In 2013 Mexico announced a plan that would become a complete game changer for the country. After about 75 years the country would end its monopoly on oil and gas production, potentially opening up some of the world’s biggest remaining untapped oil reserves to private companies. The move came with reforms, which are currently still being refined, forcing much debate on the bidding of offshore and onshore licenses as well as local content and policies.
These topics and much more were subjects of discussion recently at the National Content Congress in Mexico, where IHI E&C’s Regional Director, Karl Farrow, served as moderator.
Held in Mexico City, The National Content Congress serves to encourage sustainable practices and partnerships through senior level industry discussion, particularly on how to address critical subjects to ensure that organizations can comply with the new standards and manage local content requirements without increasing costs.
Additional topics of discussion included:
- Local content percentages: Understanding how organizations can comply with the new regulations, and how local content requirements will mature leading up to 2025
- Bridging the gap on human capital: Learning what resources are available along with the current blueprints aiming to develop STEM research

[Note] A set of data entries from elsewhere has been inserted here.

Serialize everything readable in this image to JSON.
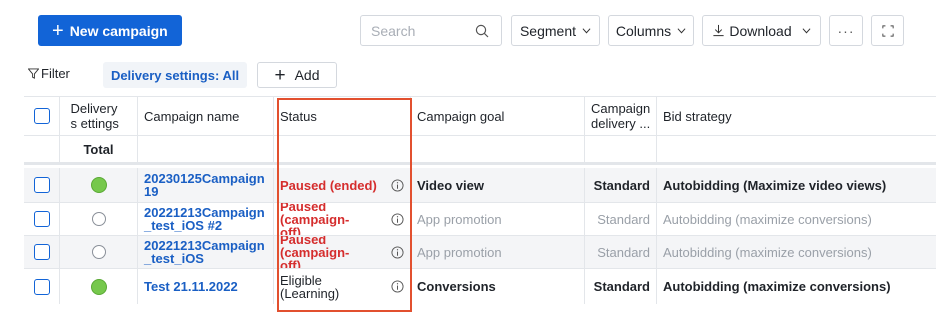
{
  "toolbar": {
    "new_campaign": "New campaign",
    "search_placeholder": "Search",
    "segment": "Segment",
    "columns": "Columns",
    "download": "Download",
    "more": "···"
  },
  "filter": {
    "label": "Filter",
    "delivery_chip": "Delivery settings: All",
    "add": "Add"
  },
  "table": {
    "headers": {
      "delivery": "Delivery s ettings",
      "name": "Campaign name",
      "status": "Status",
      "goal": "Campaign goal",
      "campaign_delivery": "Campaign delivery ...",
      "bid": "Bid strategy"
    },
    "total_label": "Total",
    "rows": [
      {
        "delivery": "on",
        "name": "20230125Campaign 19",
        "status": "Paused (ended)",
        "goal": "Video view",
        "delivery_type": "Standard",
        "bid": "Autobidding (Maximize video views)"
      },
      {
        "delivery": "off",
        "name": "20221213Campaign _test_iOS #2",
        "status": "Paused (campaign-off)",
        "goal": "App promotion",
        "delivery_type": "Standard",
        "bid": "Autobidding (maximize conversions)"
      },
      {
        "delivery": "off",
        "name": "20221213Campaign _test_iOS",
        "status": "Paused (campaign-off)",
        "goal": "App promotion",
        "delivery_type": "Standard",
        "bid": "Autobidding (maximize conversions)"
      },
      {
        "delivery": "on",
        "name": "Test 21.11.2022",
        "status": "Eligible (Learning)",
        "goal": "Conversions",
        "delivery_type": "Standard",
        "bid": "Autobidding (maximize conversions)"
      }
    ]
  },
  "colors": {
    "primary": "#1264d7",
    "link": "#1a5fc4",
    "paused": "#d52d2d",
    "active_dot": "#76c84c",
    "highlight": "#e2502f"
  }
}
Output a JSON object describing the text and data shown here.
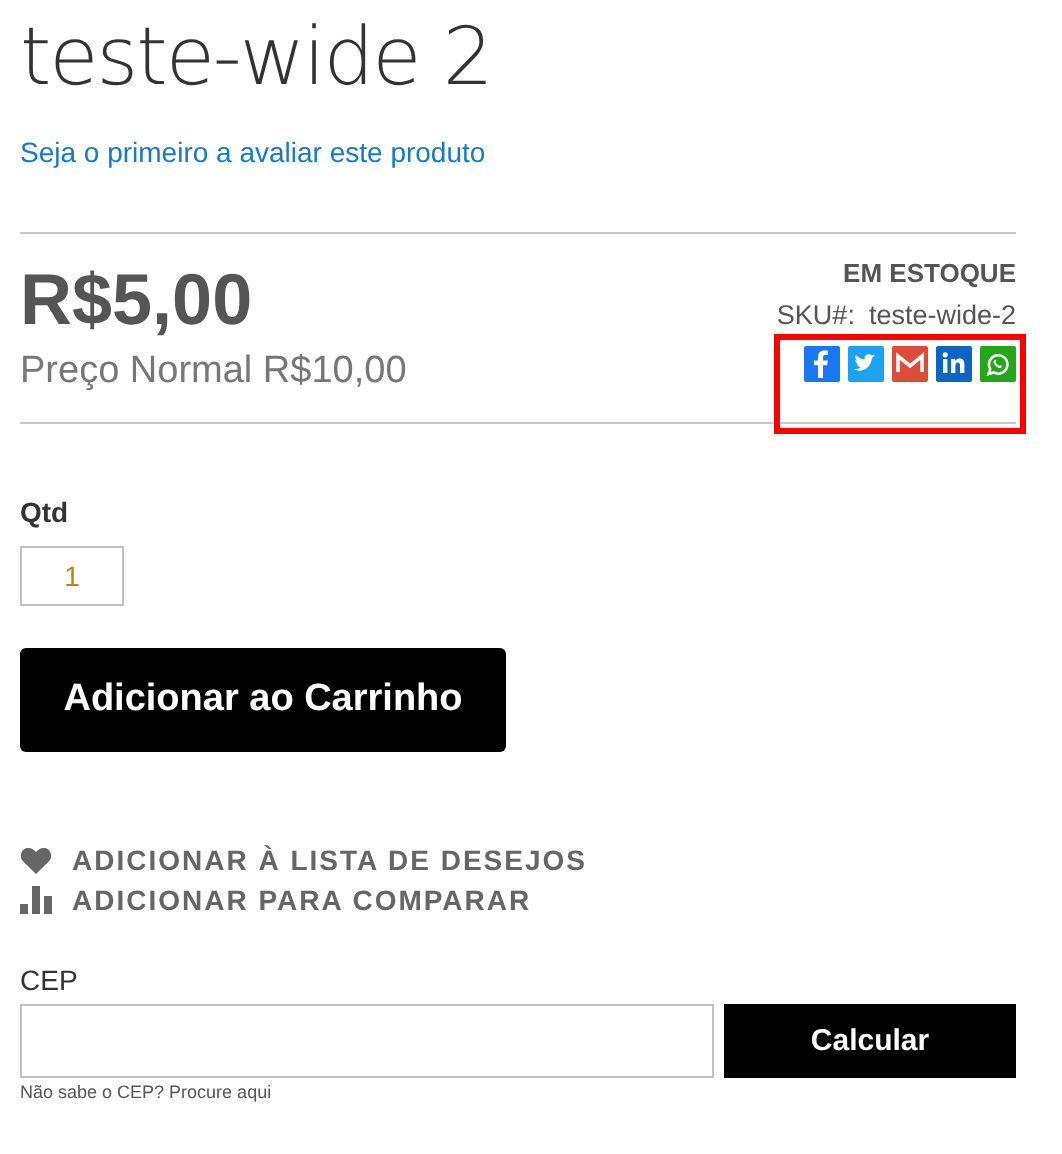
{
  "title": "teste-wide 2",
  "review_link": "Seja o primeiro a avaliar este produto",
  "price": "R$5,00",
  "regular_price": "Preço Normal R$10,00",
  "stock": "EM ESTOQUE",
  "sku_label": "SKU#:",
  "sku": "teste-wide-2",
  "share": [
    {
      "kind": "facebook",
      "color": "#1877f2"
    },
    {
      "kind": "twitter",
      "color": "#1da1f2"
    },
    {
      "kind": "gmail",
      "color": "#dd4b39"
    },
    {
      "kind": "linkedin",
      "color": "#0a66c2"
    },
    {
      "kind": "whatsapp",
      "color": "#25a71a"
    }
  ],
  "highlight": {
    "on": true
  },
  "qty_label": "Qtd",
  "qty": "1",
  "add_to_cart": "Adicionar ao Carrinho",
  "actions": [
    {
      "kind": "wishlist",
      "label": "ADICIONAR À LISTA DE DESEJOS"
    },
    {
      "kind": "compare",
      "label": "ADICIONAR PARA COMPARAR"
    }
  ],
  "cep_label": "CEP",
  "calc_button": "Calcular",
  "cep_hint": "Não sabe o CEP? Procure aqui"
}
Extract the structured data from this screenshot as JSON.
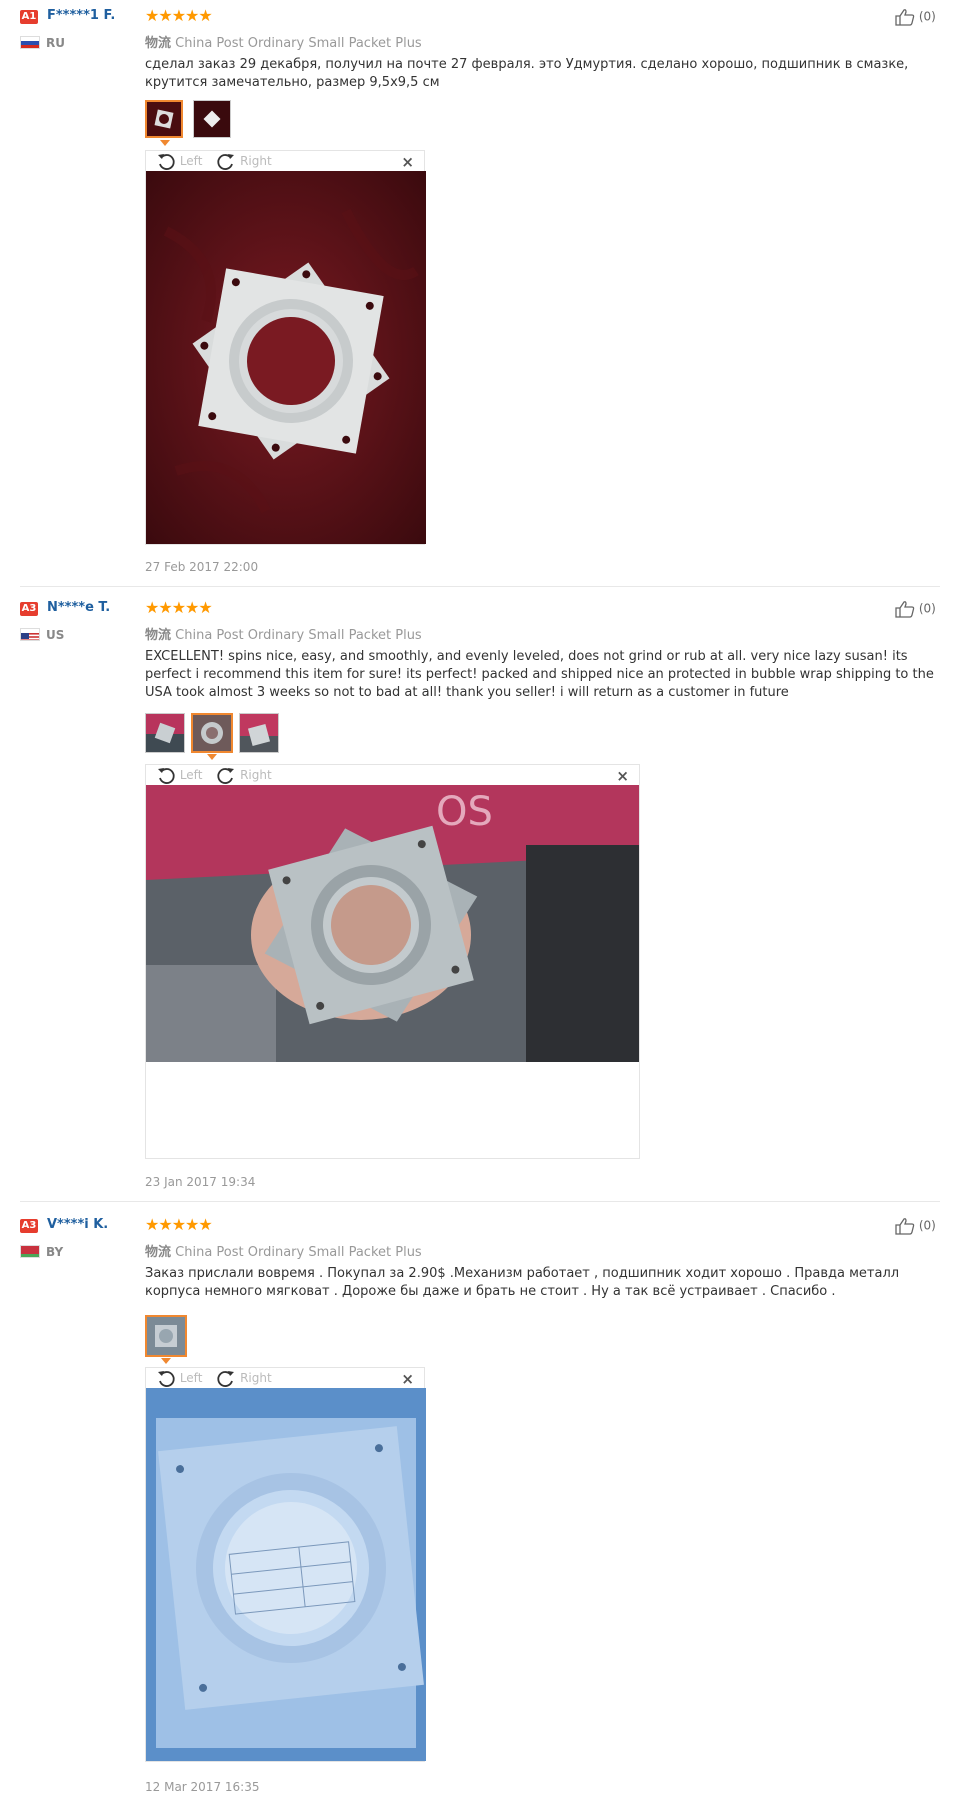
{
  "colors": {
    "star": "#ff9900",
    "badge": "#e63d2e",
    "username": "#1f5f9f",
    "selected": "#f08830"
  },
  "viewer": {
    "left_label": "Left",
    "right_label": "Right",
    "close_label": "×"
  },
  "star_glyphs": "★★★★★",
  "reviews": [
    {
      "badge": "A1",
      "user": "F*****1 F.",
      "country": "RU",
      "stars": 5,
      "logistics_key": "物流",
      "logistics_value": "China Post Ordinary Small Packet Plus",
      "text": "сделал заказ 29 декабря, получил на почте 27 февраля. это Удмуртия. сделано хорошо, подшипник в смазке, крутится замечательно, размер 9,5х9,5 см",
      "date": "27 Feb 2017 22:00",
      "likes": "(0)"
    },
    {
      "badge": "A3",
      "user": "N****e T.",
      "country": "US",
      "stars": 5,
      "logistics_key": "物流",
      "logistics_value": "China Post Ordinary Small Packet Plus",
      "text": "EXCELLENT! spins nice, easy, and smoothly, and evenly leveled, does not grind or rub at all. very nice lazy susan! its perfect i recommend this item for sure! its perfect! packed and shipped nice an protected in bubble wrap shipping to the USA took almost 3 weeks so not to bad at all! thank you seller! i will return as a customer in future",
      "date": "23 Jan 2017 19:34",
      "likes": "(0)"
    },
    {
      "badge": "A3",
      "user": "V****i K.",
      "country": "BY",
      "stars": 5,
      "logistics_key": "物流",
      "logistics_value": "China Post Ordinary Small Packet Plus",
      "text": "Заказ прислали вовремя . Покупал за 2.90$ .Механизм работает , подшипник ходит хорошо . Правда металл корпуса немного мягковат . Дороже бы даже и брать не стоит . Ну а так всё устраивает . Спасибо .",
      "date": "12 Mar 2017 16:35",
      "likes": "(0)"
    }
  ]
}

- International players: Learning how neighboring resource rich nations, such as Brazil and Argentina, have developed, launched and monitored their local content policies
- Investment opportunity: How operators can maximize opportunities and how the government can help facilitate
- Legal: From contracts to compliance percentages – key insights into what organizations need to reflect upon when entering the market
The panel consisted of an array of heavy hitters within the Mexican oil and gas industry including executives from: McDermott, the National Hydrocarbon Commission, PEMEX, Shell, Chevron and others.